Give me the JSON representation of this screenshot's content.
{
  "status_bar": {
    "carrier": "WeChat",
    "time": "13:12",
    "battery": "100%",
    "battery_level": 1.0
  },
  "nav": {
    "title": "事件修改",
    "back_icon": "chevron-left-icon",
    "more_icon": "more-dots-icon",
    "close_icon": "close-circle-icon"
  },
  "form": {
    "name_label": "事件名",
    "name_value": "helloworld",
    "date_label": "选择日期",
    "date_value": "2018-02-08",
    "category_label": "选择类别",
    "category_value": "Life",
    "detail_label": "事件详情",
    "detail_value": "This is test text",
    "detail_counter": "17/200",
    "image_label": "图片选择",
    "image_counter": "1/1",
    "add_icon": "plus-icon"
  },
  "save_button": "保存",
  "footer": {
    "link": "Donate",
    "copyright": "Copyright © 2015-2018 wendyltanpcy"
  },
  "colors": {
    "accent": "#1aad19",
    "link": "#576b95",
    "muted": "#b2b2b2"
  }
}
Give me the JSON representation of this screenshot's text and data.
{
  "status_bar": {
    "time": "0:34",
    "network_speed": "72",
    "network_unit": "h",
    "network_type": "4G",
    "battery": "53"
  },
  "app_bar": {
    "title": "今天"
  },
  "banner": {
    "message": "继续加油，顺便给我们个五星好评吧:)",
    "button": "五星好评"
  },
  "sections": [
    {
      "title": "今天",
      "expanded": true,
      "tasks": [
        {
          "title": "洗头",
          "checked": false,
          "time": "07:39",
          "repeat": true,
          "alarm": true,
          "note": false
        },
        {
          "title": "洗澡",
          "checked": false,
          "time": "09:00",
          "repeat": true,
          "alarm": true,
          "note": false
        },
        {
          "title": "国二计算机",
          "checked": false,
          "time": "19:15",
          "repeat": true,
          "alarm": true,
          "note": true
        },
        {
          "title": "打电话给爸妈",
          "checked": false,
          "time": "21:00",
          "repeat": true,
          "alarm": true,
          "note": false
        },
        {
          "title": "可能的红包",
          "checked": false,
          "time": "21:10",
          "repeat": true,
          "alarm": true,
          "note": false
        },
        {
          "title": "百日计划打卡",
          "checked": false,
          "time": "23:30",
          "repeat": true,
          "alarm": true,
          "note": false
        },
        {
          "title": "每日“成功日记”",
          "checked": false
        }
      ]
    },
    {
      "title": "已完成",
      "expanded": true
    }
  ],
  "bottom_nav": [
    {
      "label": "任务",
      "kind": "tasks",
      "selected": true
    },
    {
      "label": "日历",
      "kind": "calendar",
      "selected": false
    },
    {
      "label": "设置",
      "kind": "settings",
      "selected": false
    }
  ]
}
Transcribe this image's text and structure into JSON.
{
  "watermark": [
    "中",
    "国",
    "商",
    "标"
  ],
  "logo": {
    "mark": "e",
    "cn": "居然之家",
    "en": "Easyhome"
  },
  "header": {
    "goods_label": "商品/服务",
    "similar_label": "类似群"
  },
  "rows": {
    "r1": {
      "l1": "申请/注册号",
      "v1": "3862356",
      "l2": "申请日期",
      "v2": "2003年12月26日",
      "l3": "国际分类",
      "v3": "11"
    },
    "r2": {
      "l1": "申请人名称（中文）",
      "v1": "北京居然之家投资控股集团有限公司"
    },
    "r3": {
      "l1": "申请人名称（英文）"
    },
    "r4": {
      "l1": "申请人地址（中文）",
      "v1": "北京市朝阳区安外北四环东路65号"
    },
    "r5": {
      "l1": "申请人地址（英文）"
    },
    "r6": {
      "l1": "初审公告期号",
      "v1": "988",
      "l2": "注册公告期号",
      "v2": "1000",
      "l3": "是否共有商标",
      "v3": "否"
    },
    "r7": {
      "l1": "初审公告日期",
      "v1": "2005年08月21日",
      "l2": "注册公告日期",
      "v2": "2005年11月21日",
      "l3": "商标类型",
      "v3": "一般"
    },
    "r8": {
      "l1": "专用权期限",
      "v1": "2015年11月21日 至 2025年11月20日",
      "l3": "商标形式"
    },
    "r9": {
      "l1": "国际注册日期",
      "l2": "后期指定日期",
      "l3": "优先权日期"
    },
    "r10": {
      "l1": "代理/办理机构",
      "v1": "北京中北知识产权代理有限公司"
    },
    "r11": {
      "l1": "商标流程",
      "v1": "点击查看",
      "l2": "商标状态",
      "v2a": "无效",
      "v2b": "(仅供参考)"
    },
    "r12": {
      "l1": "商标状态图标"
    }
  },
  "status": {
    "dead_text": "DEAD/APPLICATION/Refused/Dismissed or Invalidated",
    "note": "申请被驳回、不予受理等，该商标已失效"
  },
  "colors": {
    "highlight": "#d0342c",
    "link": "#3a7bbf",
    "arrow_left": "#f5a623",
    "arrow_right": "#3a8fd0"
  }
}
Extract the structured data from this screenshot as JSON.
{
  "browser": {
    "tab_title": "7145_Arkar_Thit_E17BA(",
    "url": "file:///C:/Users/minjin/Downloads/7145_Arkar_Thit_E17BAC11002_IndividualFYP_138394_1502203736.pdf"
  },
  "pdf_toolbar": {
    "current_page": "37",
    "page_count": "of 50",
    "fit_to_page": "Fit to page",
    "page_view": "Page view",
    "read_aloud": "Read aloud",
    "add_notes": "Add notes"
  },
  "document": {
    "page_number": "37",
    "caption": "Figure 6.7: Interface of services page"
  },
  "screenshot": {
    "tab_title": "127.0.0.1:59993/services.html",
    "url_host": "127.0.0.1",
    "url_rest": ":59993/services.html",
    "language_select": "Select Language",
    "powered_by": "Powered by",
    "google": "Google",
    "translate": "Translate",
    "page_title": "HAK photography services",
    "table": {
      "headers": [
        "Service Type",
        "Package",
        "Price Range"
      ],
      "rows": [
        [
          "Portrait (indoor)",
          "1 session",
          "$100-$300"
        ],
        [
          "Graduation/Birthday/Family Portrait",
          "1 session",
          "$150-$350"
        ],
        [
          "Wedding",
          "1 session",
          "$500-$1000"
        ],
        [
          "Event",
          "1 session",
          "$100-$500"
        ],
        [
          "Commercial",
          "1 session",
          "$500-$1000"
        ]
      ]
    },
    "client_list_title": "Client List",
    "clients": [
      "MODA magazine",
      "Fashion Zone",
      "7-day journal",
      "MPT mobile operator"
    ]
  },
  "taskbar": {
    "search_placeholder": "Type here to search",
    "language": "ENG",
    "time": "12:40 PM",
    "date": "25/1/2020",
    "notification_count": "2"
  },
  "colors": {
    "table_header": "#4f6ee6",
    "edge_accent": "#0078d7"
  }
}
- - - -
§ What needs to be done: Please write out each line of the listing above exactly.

§ Exercise solution:
Give me the JSON representation of this screenshot's content.
{
  "status_bar": {
    "carrier": "WeChat",
    "time": "13:12",
    "battery": "100%",
    "battery_level": 1.0
  },
  "nav": {
    "title": "事件修改",
    "back_icon": "chevron-left-icon",
    "more_icon": "more-dots-icon",
    "close_icon": "close-circle-icon"
  },
  "form": {
    "name_label": "事件名",
    "name_value": "helloworld",
    "date_label": "选择日期",
    "date_value": "2018-02-08",
    "category_label": "选择类别",
    "category_value": "Life",
    "detail_label": "事件详情",
    "detail_value": "This is test text",
    "detail_counter": "17/200",
    "image_label": "图片选择",
    "image_counter": "1/1",
    "add_icon": "plus-icon"
  },
  "save_button": "保存",
  "footer": {
    "link": "Donate",
    "copyright": "Copyright © 2015-2018 wendyltanpcy"
  },
  "colors": {
    "accent": "#1aad19",
    "link": "#576b95",
    "muted": "#b2b2b2"
  }
}
Give me the JSON representation of this screenshot's text and data.
{
  "status_bar": {
    "time": "0:34",
    "network_speed": "72",
    "network_unit": "h",
    "network_type": "4G",
    "battery": "53"
  },
  "app_bar": {
    "title": "今天"
  },
  "banner": {
    "message": "继续加油，顺便给我们个五星好评吧:)",
    "button": "五星好评"
  },
  "sections": [
    {
      "title": "今天",
      "expanded": true,
      "tasks": [
        {
          "title": "洗头",
          "checked": false,
          "time": "07:39",
          "repeat": true,
          "alarm": true,
          "note": false
        },
        {
          "title": "洗澡",
          "checked": false,
          "time": "09:00",
          "repeat": true,
          "alarm": true,
          "note": false
        },
        {
          "title": "国二计算机",
          "checked": false,
          "time": "19:15",
          "repeat": true,
          "alarm": true,
          "note": true
        },
        {
          "title": "打电话给爸妈",
          "checked": false,
          "time": "21:00",
          "repeat": true,
          "alarm": true,
          "note": false
        },
        {
          "title": "可能的红包",
          "checked": false,
          "time": "21:10",
          "repeat": true,
          "alarm": true,
          "note": false
        },
        {
          "title": "百日计划打卡",
          "checked": false,
          "time": "23:30",
          "repeat": true,
          "alarm": true,
          "note": false
        },
        {
          "title": "每日“成功日记”",
          "checked": false
        }
      ]
    },
    {
      "title": "已完成",
      "expanded": true
    }
  ],
  "bottom_nav": [
    {
      "label": "任务",
      "kind": "tasks",
      "selected": true
    },
    {
      "label": "日历",
      "kind": "calendar",
      "selected": false
    },
    {
      "label": "设置",
      "kind": "settings",
      "selected": false
    }
  ]
}
Transcribe this image's text and structure into JSON.
{
  "watermark": [
    "中",
    "国",
    "商",
    "标"
  ],
  "logo": {
    "mark": "e",
    "cn": "居然之家",
    "en": "Easyhome"
  },
  "header": {
    "goods_label": "商品/服务",
    "similar_label": "类似群"
  },
  "rows": {
    "r1": {
      "l1": "申请/注册号",
      "v1": "3862356",
      "l2": "申请日期",
      "v2": "2003年12月26日",
      "l3": "国际分类",
      "v3": "11"
    },
    "r2": {
      "l1": "申请人名称（中文）",
      "v1": "北京居然之家投资控股集团有限公司"
    },
    "r3": {
      "l1": "申请人名称（英文）"
    },
    "r4": {
      "l1": "申请人地址（中文）",
      "v1": "北京市朝阳区安外北四环东路65号"
    },
    "r5": {
      "l1": "申请人地址（英文）"
    },
    "r6": {
      "l1": "初审公告期号",
      "v1": "988",
      "l2": "注册公告期号",
      "v2": "1000",
      "l3": "是否共有商标",
      "v3": "否"
    },
    "r7": {
      "l1": "初审公告日期",
      "v1": "2005年08月21日",
      "l2": "注册公告日期",
      "v2": "2005年11月21日",
      "l3": "商标类型",
      "v3": "一般"
    },
    "r8": {
      "l1": "专用权期限",
      "v1": "2015年11月21日 至 2025年11月20日",
      "l3": "商标形式"
    },
    "r9": {
      "l1": "国际注册日期",
      "l2": "后期指定日期",
      "l3": "优先权日期"
    },
    "r10": {
      "l1": "代理/办理机构",
      "v1": "北京中北知识产权代理有限公司"
    },
    "r11": {
      "l1": "商标流程",
      "v1": "点击查看",
      "l2": "商标状态",
      "v2a": "无效",
      "v2b": "(仅供参考)"
    },
    "r12": {
      "l1": "商标状态图标"
    }
  },
  "status": {
    "dead_text": "DEAD/APPLICATION/Refused/Dismissed or Invalidated",
    "note": "申请被驳回、不予受理等，该商标已失效"
  },
  "colors": {
    "highlight": "#d0342c",
    "link": "#3a7bbf",
    "arrow_left": "#f5a623",
    "arrow_right": "#3a8fd0"
  }
}
Extract the structured data from this screenshot as JSON.
{
  "browser": {
    "tab_title": "7145_Arkar_Thit_E17BA(",
    "url": "file:///C:/Users/minjin/Downloads/7145_Arkar_Thit_E17BAC11002_IndividualFYP_138394_1502203736.pdf"
  },
  "pdf_toolbar": {
    "current_page": "37",
    "page_count": "of 50",
    "fit_to_page": "Fit to page",
    "page_view": "Page view",
    "read_aloud": "Read aloud",
    "add_notes": "Add notes"
  },
  "document": {
    "page_number": "37",
    "caption": "Figure 6.7: Interface of services page"
  },
  "screenshot": {
    "tab_title": "127.0.0.1:59993/services.html",
    "url_host": "127.0.0.1",
    "url_rest": ":59993/services.html",
    "language_select": "Select Language",
    "powered_by": "Powered by",
    "google": "Google",
    "translate": "Translate",
    "page_title": "HAK photography services",
    "table": {
      "headers": [
        "Service Type",
        "Package",
        "Price Range"
      ],
      "rows": [
        [
          "Portrait (indoor)",
          "1 session",
          "$100-$300"
        ],
        [
          "Graduation/Birthday/Family Portrait",
          "1 session",
          "$150-$350"
        ],
        [
          "Wedding",
          "1 session",
          "$500-$1000"
        ],
        [
          "Event",
          "1 session",
          "$100-$500"
        ],
        [
          "Commercial",
          "1 session",
          "$500-$1000"
        ]
      ]
    },
    "client_list_title": "Client List",
    "clients": [
      "MODA magazine",
      "Fashion Zone",
      "7-day journal",
      "MPT mobile operator"
    ]
  },
  "taskbar": {
    "search_placeholder": "Type here to search",
    "language": "ENG",
    "time": "12:40 PM",
    "date": "25/1/2020",
    "notification_count": "2"
  },
  "colors": {
    "table_header": "#4f6ee6",
    "edge_accent": "#0078d7"
  }
}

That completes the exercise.